Lord, is this a test?  Not just of me your poor servant, but of our community… of the very concept of trusting in you, rather than in our own plans??  …and yet Lord, you have made us cooperators in your own plans.  Surely our thoughts and input must figure in to the mix somewhere?!?!

Preparing for Sunday’s masses (28th week, Ordinary Time) I read from Philippians 4:12-14, 19-20.  I wondered what the missing verses said.  Here is the whole quotation, with verses 15-18 included in italics:

I know indeed how to live in humble circumstances; I know also how to live with abundance. In every circumstance and in all things I have learned the secret of being well fed and of going hungry, of living in abundance and of being in need.  I have the strength for everything through him who empowers me.  Still, it was kind of you to share in my distress.  You Philippians indeed know that at the beginning of the gospel, when I left Macedonia, not a single church shared with me in an account of giving and receiving, except you alone.  For even when I was at Thessalonica you sent me something for my needs, not only once but more than once.  It is not that I am eager for the gift; rather, I am eager for the profit that accrues to your account.  I have received full payment and I abound. I am very well supplied because of what I received from you through Epaphroditus, “a fragrant aroma,” an acceptable sacrifice, pleasing to God.  My God will fully supply whatever you need, in accord with his glorious riches in Christ Jesus.  To our God and Father, glory forever and ever. Amen.
For me, this morning, the missing verses do a few things.  First, they intensify the sense of Paul’s total reliance on and confidence in God.  Second, these verses educate us all about what generosity is all about… It’s about taking part in making an “acceptable sacrifice to God,” that, “accrues,” as Paul says, to our benefit in heaven.  
Whether it’s my own people giving, or a new revenue stream/donor being found, today’s missing verses remind me that ultimately, keeping our parish up and running (in the traditional sense) is only a means to a larger end: getting to heaven.  And if those revenues don’t materialize, and I need to do with less staff, less AC/Heat in the Rectory, or whatever the case may be be, then that too will become a gift, a “fragrant aroma,” acceptable to God for the salvation of parishioners’ souls… and maybe even my own.  
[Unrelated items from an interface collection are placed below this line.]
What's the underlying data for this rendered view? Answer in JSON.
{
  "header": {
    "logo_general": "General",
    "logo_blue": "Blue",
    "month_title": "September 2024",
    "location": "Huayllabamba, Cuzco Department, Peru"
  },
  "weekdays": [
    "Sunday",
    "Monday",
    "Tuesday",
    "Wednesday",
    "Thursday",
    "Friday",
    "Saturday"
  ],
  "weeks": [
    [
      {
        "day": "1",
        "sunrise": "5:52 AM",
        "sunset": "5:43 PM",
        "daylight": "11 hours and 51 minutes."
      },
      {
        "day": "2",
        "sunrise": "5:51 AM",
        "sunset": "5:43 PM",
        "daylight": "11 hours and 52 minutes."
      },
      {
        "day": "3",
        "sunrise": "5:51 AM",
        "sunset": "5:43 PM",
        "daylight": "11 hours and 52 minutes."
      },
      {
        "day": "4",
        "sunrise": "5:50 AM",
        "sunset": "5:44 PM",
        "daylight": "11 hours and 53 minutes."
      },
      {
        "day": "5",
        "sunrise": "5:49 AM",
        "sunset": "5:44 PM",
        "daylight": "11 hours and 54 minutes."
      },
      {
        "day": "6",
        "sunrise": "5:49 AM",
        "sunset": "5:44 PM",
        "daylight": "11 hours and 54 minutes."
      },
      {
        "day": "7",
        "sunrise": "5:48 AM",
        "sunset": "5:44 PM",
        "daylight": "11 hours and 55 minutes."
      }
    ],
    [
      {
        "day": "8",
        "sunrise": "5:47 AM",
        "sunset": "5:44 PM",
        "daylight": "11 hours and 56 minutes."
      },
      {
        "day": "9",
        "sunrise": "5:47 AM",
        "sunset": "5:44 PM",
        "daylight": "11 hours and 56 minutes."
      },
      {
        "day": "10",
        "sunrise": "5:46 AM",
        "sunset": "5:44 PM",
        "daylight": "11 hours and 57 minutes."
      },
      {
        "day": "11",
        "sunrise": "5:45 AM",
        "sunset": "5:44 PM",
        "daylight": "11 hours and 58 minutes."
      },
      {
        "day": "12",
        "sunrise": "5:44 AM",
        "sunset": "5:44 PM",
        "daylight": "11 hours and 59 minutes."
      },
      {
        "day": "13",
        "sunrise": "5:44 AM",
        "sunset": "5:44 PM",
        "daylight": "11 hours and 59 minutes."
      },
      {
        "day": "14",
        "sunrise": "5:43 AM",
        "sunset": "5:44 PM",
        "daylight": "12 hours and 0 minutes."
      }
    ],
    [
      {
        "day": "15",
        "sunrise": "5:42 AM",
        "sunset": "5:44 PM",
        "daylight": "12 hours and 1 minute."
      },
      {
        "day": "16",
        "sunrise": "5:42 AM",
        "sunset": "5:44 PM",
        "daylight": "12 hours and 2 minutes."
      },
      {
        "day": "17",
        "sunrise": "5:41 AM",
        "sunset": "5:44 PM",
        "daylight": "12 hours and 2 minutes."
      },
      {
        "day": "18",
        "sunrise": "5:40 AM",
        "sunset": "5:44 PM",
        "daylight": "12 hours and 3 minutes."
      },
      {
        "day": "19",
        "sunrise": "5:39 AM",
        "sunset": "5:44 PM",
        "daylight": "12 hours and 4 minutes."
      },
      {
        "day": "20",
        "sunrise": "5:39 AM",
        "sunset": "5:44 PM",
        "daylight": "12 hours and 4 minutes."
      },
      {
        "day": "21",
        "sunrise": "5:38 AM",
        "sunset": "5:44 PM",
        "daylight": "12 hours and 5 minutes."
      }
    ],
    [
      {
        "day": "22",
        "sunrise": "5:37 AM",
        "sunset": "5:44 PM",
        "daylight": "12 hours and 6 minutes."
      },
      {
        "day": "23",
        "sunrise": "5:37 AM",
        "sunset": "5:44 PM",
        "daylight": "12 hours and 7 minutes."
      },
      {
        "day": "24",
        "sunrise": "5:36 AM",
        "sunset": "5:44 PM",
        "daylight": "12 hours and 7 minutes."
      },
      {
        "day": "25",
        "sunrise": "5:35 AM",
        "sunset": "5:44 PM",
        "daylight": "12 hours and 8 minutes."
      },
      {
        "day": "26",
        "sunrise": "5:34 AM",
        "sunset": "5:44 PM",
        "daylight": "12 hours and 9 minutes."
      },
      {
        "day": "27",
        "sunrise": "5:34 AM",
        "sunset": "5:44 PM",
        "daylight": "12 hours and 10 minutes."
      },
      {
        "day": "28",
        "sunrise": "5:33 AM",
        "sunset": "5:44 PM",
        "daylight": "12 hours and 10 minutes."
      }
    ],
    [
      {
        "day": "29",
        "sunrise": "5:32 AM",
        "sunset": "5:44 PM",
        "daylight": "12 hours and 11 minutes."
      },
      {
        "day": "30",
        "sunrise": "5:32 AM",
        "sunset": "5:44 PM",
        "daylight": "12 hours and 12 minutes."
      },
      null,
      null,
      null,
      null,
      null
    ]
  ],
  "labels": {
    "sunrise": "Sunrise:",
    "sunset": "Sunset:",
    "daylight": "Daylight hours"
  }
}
So Lord, it’s all in your hands.  And we forsake all other possible destinations and stops along the way, preferring a direct road to heaven itself.  “Preferisco paradiso.”